Sometimes the headlines hit close to home. So it was for me this week. The finish line of the Boston Marathon was six blocks from my mother-in-law’s apartment. A friend ran in the marathon. A former student from Sandia Prep a doc in Boston treating folks hurt in the blasts. Threads that bind. Scenes that haunt.
Then today the defeat of the background checks bill. I worked in Oakland, California. I served as a chaplain in the Highland Hospital emergency room—a level-one trauma center. Gun shots, gang violence, the diseases of poverty. I don’t know how many of the people who came through our doors were victims of gun violence. I do know that in the two years I worked at Highland Hospital over two hundred people died of gunshot wounds. Here in New Mexico we have the eighth highest rate of death due to fire arms violence in the United States. We are not immune from the gun violence that is plaguing our country.
All this we hear against the backdrop of the Easter story. Where is the triumph of life over death?

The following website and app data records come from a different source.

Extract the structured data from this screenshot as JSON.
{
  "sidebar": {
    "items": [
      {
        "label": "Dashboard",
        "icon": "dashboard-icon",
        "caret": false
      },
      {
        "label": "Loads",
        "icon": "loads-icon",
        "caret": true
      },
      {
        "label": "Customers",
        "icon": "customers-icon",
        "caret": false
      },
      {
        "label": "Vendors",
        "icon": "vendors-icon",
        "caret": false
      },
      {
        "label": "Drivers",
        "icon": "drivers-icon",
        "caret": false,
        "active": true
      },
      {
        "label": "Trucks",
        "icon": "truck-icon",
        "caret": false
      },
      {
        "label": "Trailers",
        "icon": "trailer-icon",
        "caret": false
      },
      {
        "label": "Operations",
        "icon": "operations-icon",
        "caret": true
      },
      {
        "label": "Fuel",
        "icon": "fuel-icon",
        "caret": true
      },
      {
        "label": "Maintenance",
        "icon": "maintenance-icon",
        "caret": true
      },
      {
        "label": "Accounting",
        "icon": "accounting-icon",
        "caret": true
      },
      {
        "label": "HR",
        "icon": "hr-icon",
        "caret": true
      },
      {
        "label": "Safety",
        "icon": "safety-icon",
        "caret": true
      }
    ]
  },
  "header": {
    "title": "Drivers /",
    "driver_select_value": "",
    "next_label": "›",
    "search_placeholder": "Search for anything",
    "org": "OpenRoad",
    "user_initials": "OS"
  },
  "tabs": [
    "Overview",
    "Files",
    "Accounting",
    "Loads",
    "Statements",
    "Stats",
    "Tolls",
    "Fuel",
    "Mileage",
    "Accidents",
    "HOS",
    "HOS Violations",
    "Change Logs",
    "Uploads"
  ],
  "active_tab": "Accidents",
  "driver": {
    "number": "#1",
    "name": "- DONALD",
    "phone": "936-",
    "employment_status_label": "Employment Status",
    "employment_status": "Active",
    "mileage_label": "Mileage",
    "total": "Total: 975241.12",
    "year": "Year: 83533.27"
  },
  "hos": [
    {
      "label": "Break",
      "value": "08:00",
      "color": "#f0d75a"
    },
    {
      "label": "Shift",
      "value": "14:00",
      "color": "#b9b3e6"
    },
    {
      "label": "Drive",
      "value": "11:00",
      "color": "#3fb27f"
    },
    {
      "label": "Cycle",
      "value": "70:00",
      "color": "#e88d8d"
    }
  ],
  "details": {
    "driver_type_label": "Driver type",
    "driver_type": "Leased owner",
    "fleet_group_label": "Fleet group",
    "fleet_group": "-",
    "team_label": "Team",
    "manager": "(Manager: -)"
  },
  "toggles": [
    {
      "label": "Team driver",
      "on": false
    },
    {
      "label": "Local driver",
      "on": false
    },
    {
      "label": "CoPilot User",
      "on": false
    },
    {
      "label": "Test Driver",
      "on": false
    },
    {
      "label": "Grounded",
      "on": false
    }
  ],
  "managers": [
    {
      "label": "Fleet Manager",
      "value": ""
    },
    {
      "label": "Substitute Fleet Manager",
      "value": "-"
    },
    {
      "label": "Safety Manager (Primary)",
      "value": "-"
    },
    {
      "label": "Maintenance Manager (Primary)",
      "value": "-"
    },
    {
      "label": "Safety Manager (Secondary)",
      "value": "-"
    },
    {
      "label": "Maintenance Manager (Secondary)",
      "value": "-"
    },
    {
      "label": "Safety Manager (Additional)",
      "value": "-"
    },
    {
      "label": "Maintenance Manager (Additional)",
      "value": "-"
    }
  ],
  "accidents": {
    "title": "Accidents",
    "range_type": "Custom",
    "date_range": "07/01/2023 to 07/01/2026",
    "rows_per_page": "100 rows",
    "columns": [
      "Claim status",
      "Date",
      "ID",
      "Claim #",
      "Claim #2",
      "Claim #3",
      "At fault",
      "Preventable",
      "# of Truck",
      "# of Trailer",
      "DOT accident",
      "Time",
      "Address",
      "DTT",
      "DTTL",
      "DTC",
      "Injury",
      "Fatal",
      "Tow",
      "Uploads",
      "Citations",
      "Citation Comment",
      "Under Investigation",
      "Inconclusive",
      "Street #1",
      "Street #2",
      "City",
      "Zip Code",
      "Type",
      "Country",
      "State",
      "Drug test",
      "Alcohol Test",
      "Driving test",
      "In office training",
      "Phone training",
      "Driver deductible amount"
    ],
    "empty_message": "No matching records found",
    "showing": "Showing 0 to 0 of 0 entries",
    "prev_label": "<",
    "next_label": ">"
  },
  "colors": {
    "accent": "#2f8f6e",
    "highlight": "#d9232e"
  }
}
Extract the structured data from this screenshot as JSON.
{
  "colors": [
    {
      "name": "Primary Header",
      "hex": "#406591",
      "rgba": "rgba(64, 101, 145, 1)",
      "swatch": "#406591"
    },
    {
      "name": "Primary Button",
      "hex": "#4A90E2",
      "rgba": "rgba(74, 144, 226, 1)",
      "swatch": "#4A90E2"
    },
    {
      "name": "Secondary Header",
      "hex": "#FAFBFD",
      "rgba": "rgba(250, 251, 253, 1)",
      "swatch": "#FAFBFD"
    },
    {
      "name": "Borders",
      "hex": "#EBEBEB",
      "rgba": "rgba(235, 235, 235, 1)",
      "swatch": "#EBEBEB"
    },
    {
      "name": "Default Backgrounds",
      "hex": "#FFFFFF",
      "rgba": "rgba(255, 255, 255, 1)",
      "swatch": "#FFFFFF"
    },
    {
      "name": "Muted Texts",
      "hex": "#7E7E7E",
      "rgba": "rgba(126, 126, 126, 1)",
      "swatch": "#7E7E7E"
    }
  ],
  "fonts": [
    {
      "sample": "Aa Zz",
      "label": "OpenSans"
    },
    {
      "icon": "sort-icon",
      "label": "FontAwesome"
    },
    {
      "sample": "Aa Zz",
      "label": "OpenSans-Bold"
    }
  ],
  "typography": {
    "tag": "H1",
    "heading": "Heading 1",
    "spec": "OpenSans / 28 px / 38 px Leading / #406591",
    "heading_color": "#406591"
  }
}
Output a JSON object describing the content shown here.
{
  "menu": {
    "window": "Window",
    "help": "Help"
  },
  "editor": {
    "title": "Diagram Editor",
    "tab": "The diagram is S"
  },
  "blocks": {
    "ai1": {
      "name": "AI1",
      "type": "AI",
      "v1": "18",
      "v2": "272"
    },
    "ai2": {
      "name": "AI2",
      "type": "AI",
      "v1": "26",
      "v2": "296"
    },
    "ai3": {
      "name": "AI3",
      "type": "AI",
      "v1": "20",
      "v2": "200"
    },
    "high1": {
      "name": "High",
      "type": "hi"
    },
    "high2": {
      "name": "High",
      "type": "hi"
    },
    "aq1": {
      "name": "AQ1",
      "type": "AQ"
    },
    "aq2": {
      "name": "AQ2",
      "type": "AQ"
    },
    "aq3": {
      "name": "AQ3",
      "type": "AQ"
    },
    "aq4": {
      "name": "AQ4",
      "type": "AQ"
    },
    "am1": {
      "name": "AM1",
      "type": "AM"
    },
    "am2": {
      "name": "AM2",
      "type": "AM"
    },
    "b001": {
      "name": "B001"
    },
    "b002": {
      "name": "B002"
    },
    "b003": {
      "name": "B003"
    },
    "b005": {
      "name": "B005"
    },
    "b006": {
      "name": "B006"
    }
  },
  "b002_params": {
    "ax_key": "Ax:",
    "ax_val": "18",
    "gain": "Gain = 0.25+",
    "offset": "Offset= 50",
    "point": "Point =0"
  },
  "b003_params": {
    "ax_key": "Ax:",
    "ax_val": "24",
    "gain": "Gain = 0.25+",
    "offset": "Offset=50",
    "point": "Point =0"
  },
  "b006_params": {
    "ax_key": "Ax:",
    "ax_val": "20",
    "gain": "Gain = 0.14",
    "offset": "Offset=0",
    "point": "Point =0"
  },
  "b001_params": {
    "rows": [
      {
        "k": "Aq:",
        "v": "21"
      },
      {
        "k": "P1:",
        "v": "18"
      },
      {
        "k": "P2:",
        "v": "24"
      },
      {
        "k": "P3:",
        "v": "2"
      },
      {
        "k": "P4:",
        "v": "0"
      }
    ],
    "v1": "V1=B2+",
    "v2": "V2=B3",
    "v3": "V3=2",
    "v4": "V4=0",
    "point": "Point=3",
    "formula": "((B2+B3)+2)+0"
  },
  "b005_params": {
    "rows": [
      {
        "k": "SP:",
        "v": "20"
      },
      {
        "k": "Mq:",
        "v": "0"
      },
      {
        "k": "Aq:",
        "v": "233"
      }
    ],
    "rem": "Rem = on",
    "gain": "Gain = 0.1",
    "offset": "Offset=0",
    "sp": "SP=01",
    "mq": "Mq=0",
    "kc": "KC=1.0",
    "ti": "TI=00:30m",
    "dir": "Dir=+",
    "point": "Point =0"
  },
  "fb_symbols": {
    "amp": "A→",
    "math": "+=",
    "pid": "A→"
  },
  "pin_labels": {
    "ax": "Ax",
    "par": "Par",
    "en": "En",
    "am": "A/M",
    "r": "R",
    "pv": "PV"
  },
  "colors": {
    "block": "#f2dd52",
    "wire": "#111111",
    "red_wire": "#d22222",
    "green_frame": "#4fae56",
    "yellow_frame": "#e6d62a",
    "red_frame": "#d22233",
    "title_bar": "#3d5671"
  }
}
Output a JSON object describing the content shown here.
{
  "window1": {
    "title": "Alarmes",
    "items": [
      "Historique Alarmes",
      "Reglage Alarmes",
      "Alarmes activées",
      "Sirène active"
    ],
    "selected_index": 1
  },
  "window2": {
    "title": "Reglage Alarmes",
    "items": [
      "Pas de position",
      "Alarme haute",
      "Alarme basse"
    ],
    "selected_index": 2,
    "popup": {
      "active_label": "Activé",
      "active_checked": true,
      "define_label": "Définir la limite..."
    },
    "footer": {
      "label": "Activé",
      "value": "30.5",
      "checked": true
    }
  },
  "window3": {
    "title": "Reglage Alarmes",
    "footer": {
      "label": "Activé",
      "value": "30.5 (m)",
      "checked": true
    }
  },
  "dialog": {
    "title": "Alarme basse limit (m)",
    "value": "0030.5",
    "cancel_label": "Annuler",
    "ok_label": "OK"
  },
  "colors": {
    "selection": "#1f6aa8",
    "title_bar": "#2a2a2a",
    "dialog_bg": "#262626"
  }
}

Where is God at work doing a new thing?
God at work in ordinary folks tearing their shirts and making them into tourniquets. God at work in an ER doc from North Carolina helping folks in a tent set up on Boylston Street. God at work in all those folks rushing in to help. God at work in the indomitable spirit of the people in Boston. A young doc from New Mexico just doing his job. Folks pitching in. Not many putting an Easter spin on things. Easter in the midst of life. No need for spin.
But then I hear the news—“Gun Control Bill Defeated in the Senate.” What?
The Senate says no to the parents of Sandy Hook? How can that be? Where is the Easter hope in all of this? I think I saw that hope in the scene in front of the White House today—people like Congresswoman Giffords and parents of people shot at Sandy Hook standing up for their beliefs. I think I heard echoes of the Easter hope in the determination to carry on the fight against gun violence.
I know that not all of us agree on gun control or ways to respond to mass violence or even what to call the violence we encounter in our life. There’s room for difference of opinion. But our Easter faith proclaims that life triumphs over death, that good does not capitulate to evil, that prophets hold to the truth that God is a god of love and justice. Our Easter faith calls us to speak out against injustice, to speak out against those who would deny the bonds of love that bind us to one another.
Fifty years ago Martin Luther King, Jr. wrote, “We are bound in a single garment of mutuality.” Boston, Washington, the streets of Oakland, the neighborhoods of Albuquerque—all woven together. The poet John Donne once said, “Each man’s joy is joy to me, each man’s sorrow is my own.” The events that happened this week happened to us as well as to our brothers and sisters in Boston, Newtown, Aurora, Tucson and Washington, D.C. for we are woven together in a single garment of mutuality.